The Gospel reading shows this call to discipleship too, of course. John the Baptist, by describing his own mission and his own experiences, directs his followers toward Jesus and in their encounter with Jesus they too experience that call. But both it and the epistle also demonstate the importance of the third kind of call that I want to talk about. That is our calling back to God. It's important that our role here is not one of silence, however we respond. Instead God's call inspires us to answer back. We begin a conversation with God.
Paul spoke of this when he told the Corinthian community that they were called along with all those who in every place call on the name of Jesus. So part of our response to God's call to us is to call on God. The conversation between Jesus and John's disciples in the Gospel also shows that the interaction initiated by God's call to us is not one-sided, as does the reading from Isaiah. Our response to God is to be part of a conversation that, like living into our relationship with God and one another, is going to go on. And there is room in that conversation for disappointment and complaint and even anger (as we can see from the prophets and from Job) -- the important thing is not to stop talking, not to stop engaging with the God that calls.
So what is the "Epiphany message" here? How does this theme of God's call and our response reveal God in Christ to us? The God we see in these three vignettes from our story is one who reaches out in love both directly and through those God has called to be prophets, apostles, and other messengers to call men and women into relationship, both with one another and with God. Our God is also a God that invites us into conversation, a conversation that at times can be intimate and at times can grow to include others in fellowship. When Andrew, Simon Peter's brother, and his unnamed companion seek out Jesus and ask where he is staying, Jesus replies with what I think are some of the most beautiful words in Scripture -- 'Come and see'. There are no preconditions here and no 'gatekeepers' to pass, just an invitation to closer relationship, to learn more and more about Jesus and his Father.
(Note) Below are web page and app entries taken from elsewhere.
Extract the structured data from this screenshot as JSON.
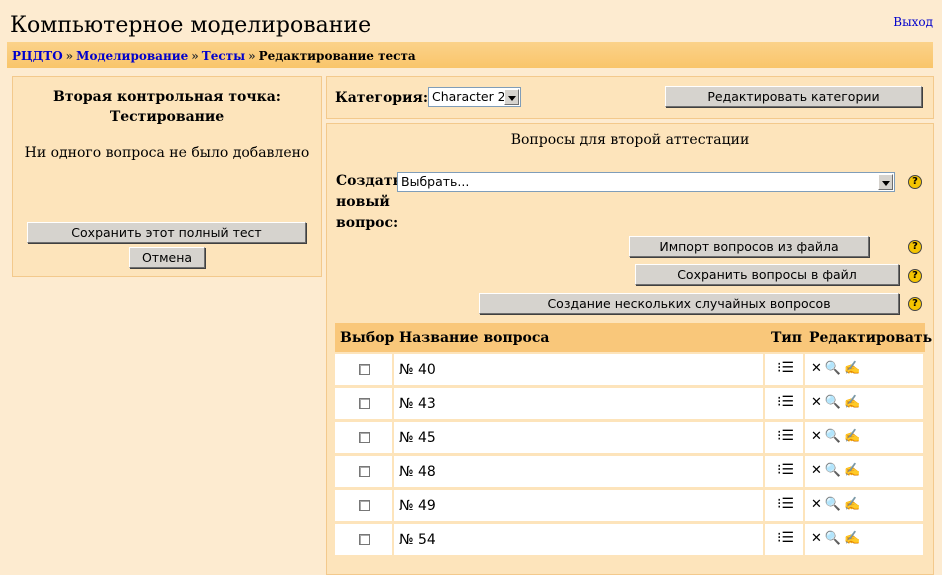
{
  "header": {
    "site_title": "Компьютерное моделирование",
    "logout": "Выход"
  },
  "breadcrumb": {
    "items": [
      "РЦДТО",
      "Моделирование",
      "Тесты",
      "Редактирование теста"
    ],
    "sep": "»"
  },
  "left": {
    "title_line1": "Вторая контрольная точка:",
    "title_line2": "Тестирование",
    "message": "Ни одного вопроса не было добавлено",
    "save_button": "Сохранить этот полный тест",
    "cancel_button": "Отмена"
  },
  "category": {
    "label": "Категория:",
    "selected": "Character 2",
    "edit_button": "Редактировать категории"
  },
  "questions": {
    "title": "Вопросы для второй аттестации",
    "create_label_1": "Создать",
    "create_label_2": "новый",
    "create_label_3": "вопрос:",
    "create_select": "Выбрать...",
    "import_button": "Импорт вопросов из файла",
    "export_button": "Сохранить вопросы в файл",
    "random_button": "Создание нескольких случайных вопросов",
    "help_glyph": "?",
    "columns": [
      "Выбор",
      "Название вопроса",
      "Тип",
      "Редактировать"
    ],
    "rows": [
      {
        "name": "№ 40"
      },
      {
        "name": "№ 43"
      },
      {
        "name": "№ 45"
      },
      {
        "name": "№ 48"
      },
      {
        "name": "№ 49"
      },
      {
        "name": "№ 54"
      }
    ],
    "type_glyph": "⁝☰",
    "icons": {
      "delete": "✕",
      "preview": "🔍",
      "edit": "✍"
    }
  },
  "colors": {
    "bg": "#fdebd0",
    "nav": "#f9c56a",
    "header_row": "#f9c77a",
    "link": "#0000cc"
  }
}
This Epiphany season, indeed in every season, God's word to us in Christ is the same -- 'Come and see'. May we always be eager to do so.